### Entries provided
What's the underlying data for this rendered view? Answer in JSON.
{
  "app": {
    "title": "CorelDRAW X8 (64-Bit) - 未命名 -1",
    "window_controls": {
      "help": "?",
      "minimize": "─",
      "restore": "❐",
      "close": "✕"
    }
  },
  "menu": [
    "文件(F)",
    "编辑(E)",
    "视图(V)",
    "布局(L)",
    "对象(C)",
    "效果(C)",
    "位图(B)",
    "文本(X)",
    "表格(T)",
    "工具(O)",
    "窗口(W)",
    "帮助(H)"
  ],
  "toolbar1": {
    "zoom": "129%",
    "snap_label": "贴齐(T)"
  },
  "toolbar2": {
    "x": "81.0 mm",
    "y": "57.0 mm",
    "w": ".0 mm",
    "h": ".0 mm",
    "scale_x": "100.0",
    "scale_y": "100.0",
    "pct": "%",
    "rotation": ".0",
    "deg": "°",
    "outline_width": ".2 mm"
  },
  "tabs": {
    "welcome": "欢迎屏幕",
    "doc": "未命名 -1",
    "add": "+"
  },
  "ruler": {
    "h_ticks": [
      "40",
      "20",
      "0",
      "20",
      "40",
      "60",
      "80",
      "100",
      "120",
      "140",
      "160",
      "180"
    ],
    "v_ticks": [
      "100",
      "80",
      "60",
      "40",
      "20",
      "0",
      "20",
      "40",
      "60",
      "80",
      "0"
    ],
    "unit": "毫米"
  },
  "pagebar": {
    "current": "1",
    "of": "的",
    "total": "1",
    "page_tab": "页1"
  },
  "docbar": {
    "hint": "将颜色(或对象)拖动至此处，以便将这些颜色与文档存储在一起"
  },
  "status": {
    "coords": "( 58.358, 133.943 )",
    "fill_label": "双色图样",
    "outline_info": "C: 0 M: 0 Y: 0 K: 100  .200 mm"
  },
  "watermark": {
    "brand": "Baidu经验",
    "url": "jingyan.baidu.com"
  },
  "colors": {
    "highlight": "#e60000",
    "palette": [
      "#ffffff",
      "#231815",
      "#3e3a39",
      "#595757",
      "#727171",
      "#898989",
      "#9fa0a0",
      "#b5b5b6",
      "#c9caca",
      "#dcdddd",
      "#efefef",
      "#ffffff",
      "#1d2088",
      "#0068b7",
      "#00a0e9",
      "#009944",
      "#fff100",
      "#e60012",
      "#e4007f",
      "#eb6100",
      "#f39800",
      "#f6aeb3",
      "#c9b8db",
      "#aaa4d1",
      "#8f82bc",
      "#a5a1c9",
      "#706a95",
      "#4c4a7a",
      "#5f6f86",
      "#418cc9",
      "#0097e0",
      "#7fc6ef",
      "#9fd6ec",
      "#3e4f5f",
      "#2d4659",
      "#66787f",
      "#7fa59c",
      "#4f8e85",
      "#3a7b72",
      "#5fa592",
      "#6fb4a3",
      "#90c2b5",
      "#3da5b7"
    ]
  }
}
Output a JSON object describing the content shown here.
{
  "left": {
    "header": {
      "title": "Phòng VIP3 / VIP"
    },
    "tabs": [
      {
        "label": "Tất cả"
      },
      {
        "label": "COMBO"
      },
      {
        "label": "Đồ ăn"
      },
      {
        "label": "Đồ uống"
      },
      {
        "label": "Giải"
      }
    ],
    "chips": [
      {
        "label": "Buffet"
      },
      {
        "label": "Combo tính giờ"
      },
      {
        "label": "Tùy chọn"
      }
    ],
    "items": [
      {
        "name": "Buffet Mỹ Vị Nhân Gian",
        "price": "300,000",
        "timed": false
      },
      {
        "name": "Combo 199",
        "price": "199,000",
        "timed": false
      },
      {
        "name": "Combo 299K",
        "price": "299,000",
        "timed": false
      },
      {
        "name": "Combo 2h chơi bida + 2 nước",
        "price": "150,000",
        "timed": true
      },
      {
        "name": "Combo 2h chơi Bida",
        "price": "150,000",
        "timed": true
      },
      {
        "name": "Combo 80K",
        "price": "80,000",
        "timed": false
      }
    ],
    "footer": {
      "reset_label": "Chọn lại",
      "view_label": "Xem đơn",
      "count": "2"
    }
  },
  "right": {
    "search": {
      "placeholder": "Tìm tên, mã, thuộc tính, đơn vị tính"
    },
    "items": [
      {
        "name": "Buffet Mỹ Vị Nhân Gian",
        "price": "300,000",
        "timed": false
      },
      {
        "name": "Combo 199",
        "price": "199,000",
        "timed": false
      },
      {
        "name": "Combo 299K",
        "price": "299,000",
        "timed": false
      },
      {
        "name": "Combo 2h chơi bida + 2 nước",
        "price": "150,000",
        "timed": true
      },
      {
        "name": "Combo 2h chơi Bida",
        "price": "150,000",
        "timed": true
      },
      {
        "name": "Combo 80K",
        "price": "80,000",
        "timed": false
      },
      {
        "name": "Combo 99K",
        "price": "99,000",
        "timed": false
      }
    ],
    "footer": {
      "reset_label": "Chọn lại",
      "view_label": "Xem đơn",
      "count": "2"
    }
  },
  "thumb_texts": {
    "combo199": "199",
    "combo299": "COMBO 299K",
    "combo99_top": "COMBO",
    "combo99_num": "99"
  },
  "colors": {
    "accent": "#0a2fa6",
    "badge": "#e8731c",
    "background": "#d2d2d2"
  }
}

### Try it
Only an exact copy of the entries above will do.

### Response to this exercise
What's the underlying data for this rendered view? Answer in JSON.
{
  "app": {
    "title": "CorelDRAW X8 (64-Bit) - 未命名 -1",
    "window_controls": {
      "help": "?",
      "minimize": "─",
      "restore": "❐",
      "close": "✕"
    }
  },
  "menu": [
    "文件(F)",
    "编辑(E)",
    "视图(V)",
    "布局(L)",
    "对象(C)",
    "效果(C)",
    "位图(B)",
    "文本(X)",
    "表格(T)",
    "工具(O)",
    "窗口(W)",
    "帮助(H)"
  ],
  "toolbar1": {
    "zoom": "129%",
    "snap_label": "贴齐(T)"
  },
  "toolbar2": {
    "x": "81.0 mm",
    "y": "57.0 mm",
    "w": ".0 mm",
    "h": ".0 mm",
    "scale_x": "100.0",
    "scale_y": "100.0",
    "pct": "%",
    "rotation": ".0",
    "deg": "°",
    "outline_width": ".2 mm"
  },
  "tabs": {
    "welcome": "欢迎屏幕",
    "doc": "未命名 -1",
    "add": "+"
  },
  "ruler": {
    "h_ticks": [
      "40",
      "20",
      "0",
      "20",
      "40",
      "60",
      "80",
      "100",
      "120",
      "140",
      "160",
      "180"
    ],
    "v_ticks": [
      "100",
      "80",
      "60",
      "40",
      "20",
      "0",
      "20",
      "40",
      "60",
      "80",
      "0"
    ],
    "unit": "毫米"
  },
  "pagebar": {
    "current": "1",
    "of": "的",
    "total": "1",
    "page_tab": "页1"
  },
  "docbar": {
    "hint": "将颜色(或对象)拖动至此处，以便将这些颜色与文档存储在一起"
  },
  "status": {
    "coords": "( 58.358, 133.943 )",
    "fill_label": "双色图样",
    "outline_info": "C: 0 M: 0 Y: 0 K: 100  .200 mm"
  },
  "watermark": {
    "brand": "Baidu经验",
    "url": "jingyan.baidu.com"
  },
  "colors": {
    "highlight": "#e60000",
    "palette": [
      "#ffffff",
      "#231815",
      "#3e3a39",
      "#595757",
      "#727171",
      "#898989",
      "#9fa0a0",
      "#b5b5b6",
      "#c9caca",
      "#dcdddd",
      "#efefef",
      "#ffffff",
      "#1d2088",
      "#0068b7",
      "#00a0e9",
      "#009944",
      "#fff100",
      "#e60012",
      "#e4007f",
      "#eb6100",
      "#f39800",
      "#f6aeb3",
      "#c9b8db",
      "#aaa4d1",
      "#8f82bc",
      "#a5a1c9",
      "#706a95",
      "#4c4a7a",
      "#5f6f86",
      "#418cc9",
      "#0097e0",
      "#7fc6ef",
      "#9fd6ec",
      "#3e4f5f",
      "#2d4659",
      "#66787f",
      "#7fa59c",
      "#4f8e85",
      "#3a7b72",
      "#5fa592",
      "#6fb4a3",
      "#90c2b5",
      "#3da5b7"
    ]
  }
}
Output a JSON object describing the content shown here.
{
  "left": {
    "header": {
      "title": "Phòng VIP3 / VIP"
    },
    "tabs": [
      {
        "label": "Tất cả"
      },
      {
        "label": "COMBO"
      },
      {
        "label": "Đồ ăn"
      },
      {
        "label": "Đồ uống"
      },
      {
        "label": "Giải"
      }
    ],
    "chips": [
      {
        "label": "Buffet"
      },
      {
        "label": "Combo tính giờ"
      },
      {
        "label": "Tùy chọn"
      }
    ],
    "items": [
      {
        "name": "Buffet Mỹ Vị Nhân Gian",
        "price": "300,000",
        "timed": false
      },
      {
        "name": "Combo 199",
        "price": "199,000",
        "timed": false
      },
      {
        "name": "Combo 299K",
        "price": "299,000",
        "timed": false
      },
      {
        "name": "Combo 2h chơi bida + 2 nước",
        "price": "150,000",
        "timed": true
      },
      {
        "name": "Combo 2h chơi Bida",
        "price": "150,000",
        "timed": true
      },
      {
        "name": "Combo 80K",
        "price": "80,000",
        "timed": false
      }
    ],
    "footer": {
      "reset_label": "Chọn lại",
      "view_label": "Xem đơn",
      "count": "2"
    }
  },
  "right": {
    "search": {
      "placeholder": "Tìm tên, mã, thuộc tính, đơn vị tính"
    },
    "items": [
      {
        "name": "Buffet Mỹ Vị Nhân Gian",
        "price": "300,000",
        "timed": false
      },
      {
        "name": "Combo 199",
        "price": "199,000",
        "timed": false
      },
      {
        "name": "Combo 299K",
        "price": "299,000",
        "timed": false
      },
      {
        "name": "Combo 2h chơi bida + 2 nước",
        "price": "150,000",
        "timed": true
      },
      {
        "name": "Combo 2h chơi Bida",
        "price": "150,000",
        "timed": true
      },
      {
        "name": "Combo 80K",
        "price": "80,000",
        "timed": false
      },
      {
        "name": "Combo 99K",
        "price": "99,000",
        "timed": false
      }
    ],
    "footer": {
      "reset_label": "Chọn lại",
      "view_label": "Xem đơn",
      "count": "2"
    }
  },
  "thumb_texts": {
    "combo199": "199",
    "combo299": "COMBO 299K",
    "combo99_top": "COMBO",
    "combo99_num": "99"
  },
  "colors": {
    "accent": "#0a2fa6",
    "badge": "#e8731c",
    "background": "#d2d2d2"
  }
}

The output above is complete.